[Supplied information]
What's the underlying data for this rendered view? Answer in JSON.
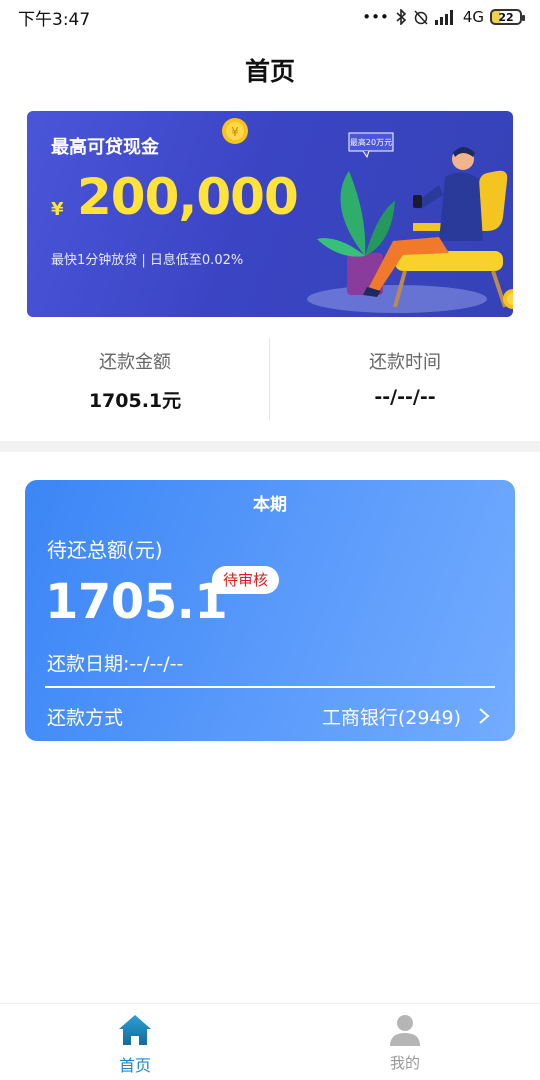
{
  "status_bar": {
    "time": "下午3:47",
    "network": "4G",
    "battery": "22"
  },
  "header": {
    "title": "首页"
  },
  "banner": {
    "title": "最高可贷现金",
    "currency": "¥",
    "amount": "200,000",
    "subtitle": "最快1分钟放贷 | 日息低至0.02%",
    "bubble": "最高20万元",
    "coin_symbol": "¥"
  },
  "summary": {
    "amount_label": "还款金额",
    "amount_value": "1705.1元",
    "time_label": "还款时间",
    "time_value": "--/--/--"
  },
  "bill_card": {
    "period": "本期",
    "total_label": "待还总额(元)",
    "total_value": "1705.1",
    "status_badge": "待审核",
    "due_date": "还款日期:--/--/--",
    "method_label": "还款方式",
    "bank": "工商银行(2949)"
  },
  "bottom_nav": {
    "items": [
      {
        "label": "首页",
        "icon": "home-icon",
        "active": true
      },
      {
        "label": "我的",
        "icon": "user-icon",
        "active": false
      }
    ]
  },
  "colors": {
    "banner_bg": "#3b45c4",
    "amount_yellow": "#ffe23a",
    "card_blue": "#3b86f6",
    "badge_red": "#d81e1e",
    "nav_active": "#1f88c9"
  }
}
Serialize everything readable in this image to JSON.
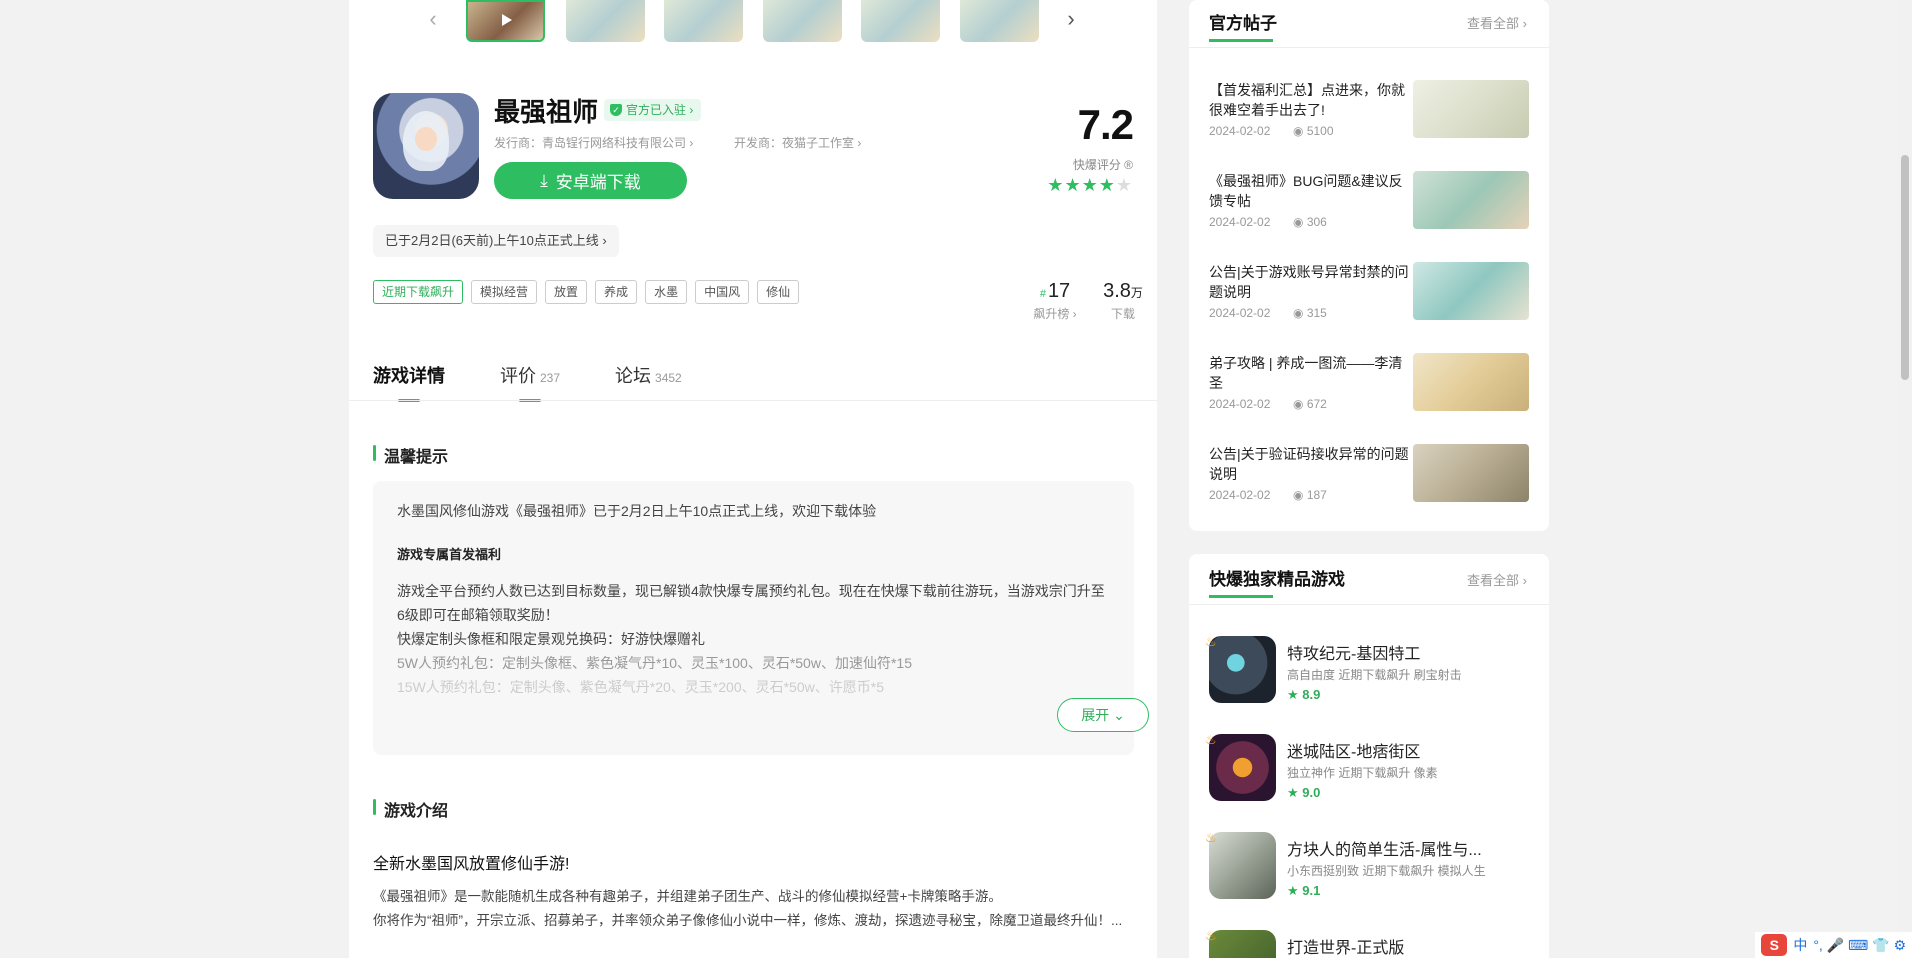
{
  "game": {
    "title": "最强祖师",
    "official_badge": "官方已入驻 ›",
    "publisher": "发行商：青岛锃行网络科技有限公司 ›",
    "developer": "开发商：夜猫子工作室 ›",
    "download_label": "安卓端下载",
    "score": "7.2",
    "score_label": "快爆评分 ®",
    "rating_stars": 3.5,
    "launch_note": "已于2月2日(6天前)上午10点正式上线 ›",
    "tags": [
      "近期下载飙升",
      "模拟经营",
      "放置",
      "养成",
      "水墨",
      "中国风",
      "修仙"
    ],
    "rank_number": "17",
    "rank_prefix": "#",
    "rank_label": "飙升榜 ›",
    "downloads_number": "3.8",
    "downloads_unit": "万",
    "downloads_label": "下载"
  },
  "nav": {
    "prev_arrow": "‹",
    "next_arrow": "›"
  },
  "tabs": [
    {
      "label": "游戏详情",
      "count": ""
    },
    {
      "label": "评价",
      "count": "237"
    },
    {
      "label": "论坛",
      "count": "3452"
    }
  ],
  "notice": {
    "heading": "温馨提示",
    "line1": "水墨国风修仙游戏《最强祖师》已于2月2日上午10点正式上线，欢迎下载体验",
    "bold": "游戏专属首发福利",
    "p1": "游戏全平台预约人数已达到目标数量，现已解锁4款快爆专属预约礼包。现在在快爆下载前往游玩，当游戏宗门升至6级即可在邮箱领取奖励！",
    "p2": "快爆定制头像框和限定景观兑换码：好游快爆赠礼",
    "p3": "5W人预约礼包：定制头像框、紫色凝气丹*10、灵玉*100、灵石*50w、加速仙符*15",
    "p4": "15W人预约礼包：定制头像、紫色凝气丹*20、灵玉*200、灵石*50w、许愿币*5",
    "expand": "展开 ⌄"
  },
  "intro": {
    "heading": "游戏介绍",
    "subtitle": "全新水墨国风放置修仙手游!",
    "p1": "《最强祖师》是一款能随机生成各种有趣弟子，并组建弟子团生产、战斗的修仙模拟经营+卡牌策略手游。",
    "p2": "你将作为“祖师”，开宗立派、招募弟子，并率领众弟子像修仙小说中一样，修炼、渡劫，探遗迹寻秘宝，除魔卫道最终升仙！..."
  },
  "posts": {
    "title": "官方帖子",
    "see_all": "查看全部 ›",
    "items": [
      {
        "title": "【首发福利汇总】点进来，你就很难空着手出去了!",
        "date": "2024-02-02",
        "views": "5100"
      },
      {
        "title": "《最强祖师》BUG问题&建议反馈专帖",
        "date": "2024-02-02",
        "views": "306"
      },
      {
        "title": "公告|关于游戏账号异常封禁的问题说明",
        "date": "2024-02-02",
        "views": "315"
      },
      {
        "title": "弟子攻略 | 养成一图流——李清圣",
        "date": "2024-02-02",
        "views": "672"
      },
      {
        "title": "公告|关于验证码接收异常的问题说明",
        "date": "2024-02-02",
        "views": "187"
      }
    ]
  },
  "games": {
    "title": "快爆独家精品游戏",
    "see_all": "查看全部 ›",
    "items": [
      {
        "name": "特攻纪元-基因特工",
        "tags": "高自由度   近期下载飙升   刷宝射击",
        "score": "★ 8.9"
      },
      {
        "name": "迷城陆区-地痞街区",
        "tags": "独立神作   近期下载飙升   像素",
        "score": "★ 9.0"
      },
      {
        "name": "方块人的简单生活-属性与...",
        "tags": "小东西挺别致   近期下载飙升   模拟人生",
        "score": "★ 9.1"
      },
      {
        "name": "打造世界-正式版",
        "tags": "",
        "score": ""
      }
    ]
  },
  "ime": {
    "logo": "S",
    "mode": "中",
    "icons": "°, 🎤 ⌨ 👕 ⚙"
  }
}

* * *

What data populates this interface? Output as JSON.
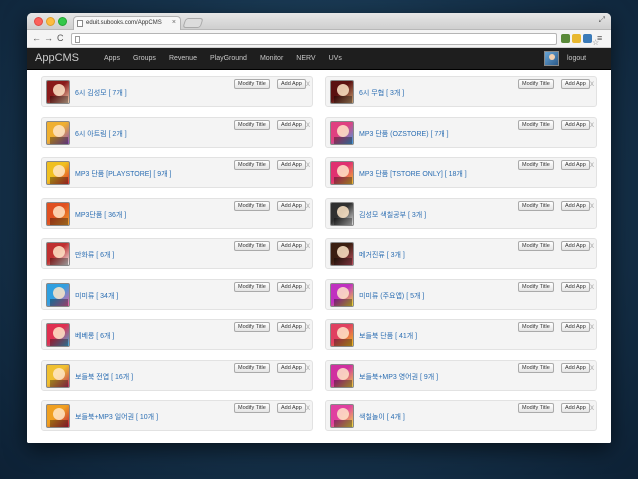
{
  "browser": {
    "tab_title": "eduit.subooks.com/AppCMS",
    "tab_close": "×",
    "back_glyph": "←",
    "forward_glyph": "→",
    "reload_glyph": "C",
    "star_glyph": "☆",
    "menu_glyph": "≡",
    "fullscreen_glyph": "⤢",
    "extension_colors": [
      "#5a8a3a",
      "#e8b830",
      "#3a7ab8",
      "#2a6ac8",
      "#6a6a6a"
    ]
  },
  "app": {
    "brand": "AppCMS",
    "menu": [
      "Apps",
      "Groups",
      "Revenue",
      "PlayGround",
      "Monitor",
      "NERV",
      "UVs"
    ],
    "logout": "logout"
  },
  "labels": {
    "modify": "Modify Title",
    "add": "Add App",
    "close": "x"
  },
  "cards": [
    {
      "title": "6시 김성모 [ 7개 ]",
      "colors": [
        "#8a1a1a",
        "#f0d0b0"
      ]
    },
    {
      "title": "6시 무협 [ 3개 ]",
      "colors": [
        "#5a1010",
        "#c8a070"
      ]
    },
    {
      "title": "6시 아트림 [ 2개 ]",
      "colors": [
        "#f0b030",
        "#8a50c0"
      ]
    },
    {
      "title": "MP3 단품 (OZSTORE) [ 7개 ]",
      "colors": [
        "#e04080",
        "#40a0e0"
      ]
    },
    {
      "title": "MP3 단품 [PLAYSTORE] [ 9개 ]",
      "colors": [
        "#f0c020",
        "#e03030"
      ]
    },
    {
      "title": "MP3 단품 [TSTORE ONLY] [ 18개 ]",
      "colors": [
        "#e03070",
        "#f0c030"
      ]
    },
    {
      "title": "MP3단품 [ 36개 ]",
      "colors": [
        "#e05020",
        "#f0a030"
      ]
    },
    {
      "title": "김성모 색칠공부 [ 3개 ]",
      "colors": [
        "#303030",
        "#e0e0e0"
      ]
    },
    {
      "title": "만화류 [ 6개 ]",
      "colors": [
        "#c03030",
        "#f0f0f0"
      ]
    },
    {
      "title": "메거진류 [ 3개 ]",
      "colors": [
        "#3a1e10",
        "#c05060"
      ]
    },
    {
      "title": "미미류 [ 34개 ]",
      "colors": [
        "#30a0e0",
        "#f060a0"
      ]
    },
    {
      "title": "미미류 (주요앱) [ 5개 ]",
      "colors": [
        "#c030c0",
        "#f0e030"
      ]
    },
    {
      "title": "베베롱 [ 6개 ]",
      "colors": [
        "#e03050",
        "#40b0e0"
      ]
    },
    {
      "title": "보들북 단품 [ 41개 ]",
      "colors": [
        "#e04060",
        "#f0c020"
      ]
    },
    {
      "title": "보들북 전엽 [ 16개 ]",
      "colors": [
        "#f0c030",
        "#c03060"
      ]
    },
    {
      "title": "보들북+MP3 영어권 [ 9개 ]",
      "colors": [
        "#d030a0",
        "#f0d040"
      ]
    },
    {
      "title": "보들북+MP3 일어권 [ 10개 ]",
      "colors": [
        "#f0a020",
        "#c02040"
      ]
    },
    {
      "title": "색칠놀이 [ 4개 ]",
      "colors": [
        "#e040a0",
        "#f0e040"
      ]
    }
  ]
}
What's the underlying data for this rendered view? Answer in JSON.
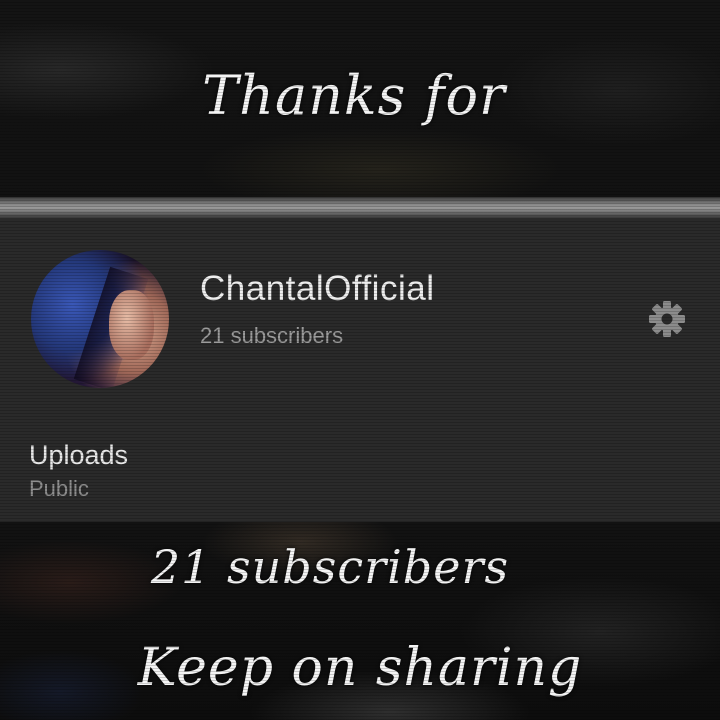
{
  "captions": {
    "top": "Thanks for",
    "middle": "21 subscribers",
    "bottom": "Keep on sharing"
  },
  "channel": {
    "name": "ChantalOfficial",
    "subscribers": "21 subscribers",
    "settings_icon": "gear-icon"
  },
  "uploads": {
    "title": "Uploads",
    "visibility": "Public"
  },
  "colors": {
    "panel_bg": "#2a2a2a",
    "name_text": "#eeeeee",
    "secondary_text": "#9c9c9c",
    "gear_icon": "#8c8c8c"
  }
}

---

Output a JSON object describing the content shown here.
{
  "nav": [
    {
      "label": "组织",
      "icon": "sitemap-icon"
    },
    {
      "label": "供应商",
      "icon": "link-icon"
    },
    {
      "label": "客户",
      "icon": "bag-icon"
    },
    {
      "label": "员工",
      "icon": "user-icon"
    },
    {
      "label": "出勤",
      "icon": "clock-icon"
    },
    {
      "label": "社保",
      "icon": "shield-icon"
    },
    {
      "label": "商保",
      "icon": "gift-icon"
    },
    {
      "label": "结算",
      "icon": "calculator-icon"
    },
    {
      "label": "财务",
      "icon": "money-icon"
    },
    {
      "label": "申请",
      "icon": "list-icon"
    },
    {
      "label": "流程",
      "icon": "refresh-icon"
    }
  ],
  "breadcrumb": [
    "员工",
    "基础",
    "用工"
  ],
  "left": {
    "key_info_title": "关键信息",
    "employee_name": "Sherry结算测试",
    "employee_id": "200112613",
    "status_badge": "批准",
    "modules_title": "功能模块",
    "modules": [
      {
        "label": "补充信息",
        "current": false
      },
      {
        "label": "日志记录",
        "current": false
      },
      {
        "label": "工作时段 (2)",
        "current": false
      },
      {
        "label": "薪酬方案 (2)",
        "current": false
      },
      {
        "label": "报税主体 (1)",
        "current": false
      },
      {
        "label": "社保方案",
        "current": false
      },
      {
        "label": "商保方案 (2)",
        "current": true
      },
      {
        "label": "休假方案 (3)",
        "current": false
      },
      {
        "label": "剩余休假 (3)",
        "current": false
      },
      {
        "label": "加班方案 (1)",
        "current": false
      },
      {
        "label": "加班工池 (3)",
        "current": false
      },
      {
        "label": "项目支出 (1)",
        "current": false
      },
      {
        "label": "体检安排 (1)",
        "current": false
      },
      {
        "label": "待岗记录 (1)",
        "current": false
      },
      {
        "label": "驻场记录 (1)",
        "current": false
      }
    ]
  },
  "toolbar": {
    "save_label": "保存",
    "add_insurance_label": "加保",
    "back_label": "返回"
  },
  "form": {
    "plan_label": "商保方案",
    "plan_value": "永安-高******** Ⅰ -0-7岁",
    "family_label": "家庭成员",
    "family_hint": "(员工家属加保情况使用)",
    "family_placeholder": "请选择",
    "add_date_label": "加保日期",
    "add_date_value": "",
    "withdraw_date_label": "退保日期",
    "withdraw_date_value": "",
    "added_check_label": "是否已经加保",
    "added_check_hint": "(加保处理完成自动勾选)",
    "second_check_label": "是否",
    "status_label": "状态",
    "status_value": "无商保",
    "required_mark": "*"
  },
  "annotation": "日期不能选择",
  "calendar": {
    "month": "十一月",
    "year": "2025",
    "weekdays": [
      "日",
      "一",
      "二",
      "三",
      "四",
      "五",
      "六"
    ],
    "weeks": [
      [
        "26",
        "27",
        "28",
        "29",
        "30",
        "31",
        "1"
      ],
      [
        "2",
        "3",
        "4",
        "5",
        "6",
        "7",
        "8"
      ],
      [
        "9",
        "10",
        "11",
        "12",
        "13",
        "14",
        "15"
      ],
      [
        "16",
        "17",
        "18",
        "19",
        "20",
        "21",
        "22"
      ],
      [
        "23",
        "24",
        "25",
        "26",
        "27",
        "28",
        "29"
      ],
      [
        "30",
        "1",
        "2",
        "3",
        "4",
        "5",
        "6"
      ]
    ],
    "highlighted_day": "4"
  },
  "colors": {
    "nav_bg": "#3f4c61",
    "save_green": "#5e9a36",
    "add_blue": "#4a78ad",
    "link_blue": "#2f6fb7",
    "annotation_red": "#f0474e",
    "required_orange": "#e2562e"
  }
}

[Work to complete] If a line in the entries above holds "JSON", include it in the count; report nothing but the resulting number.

[Answer section] 5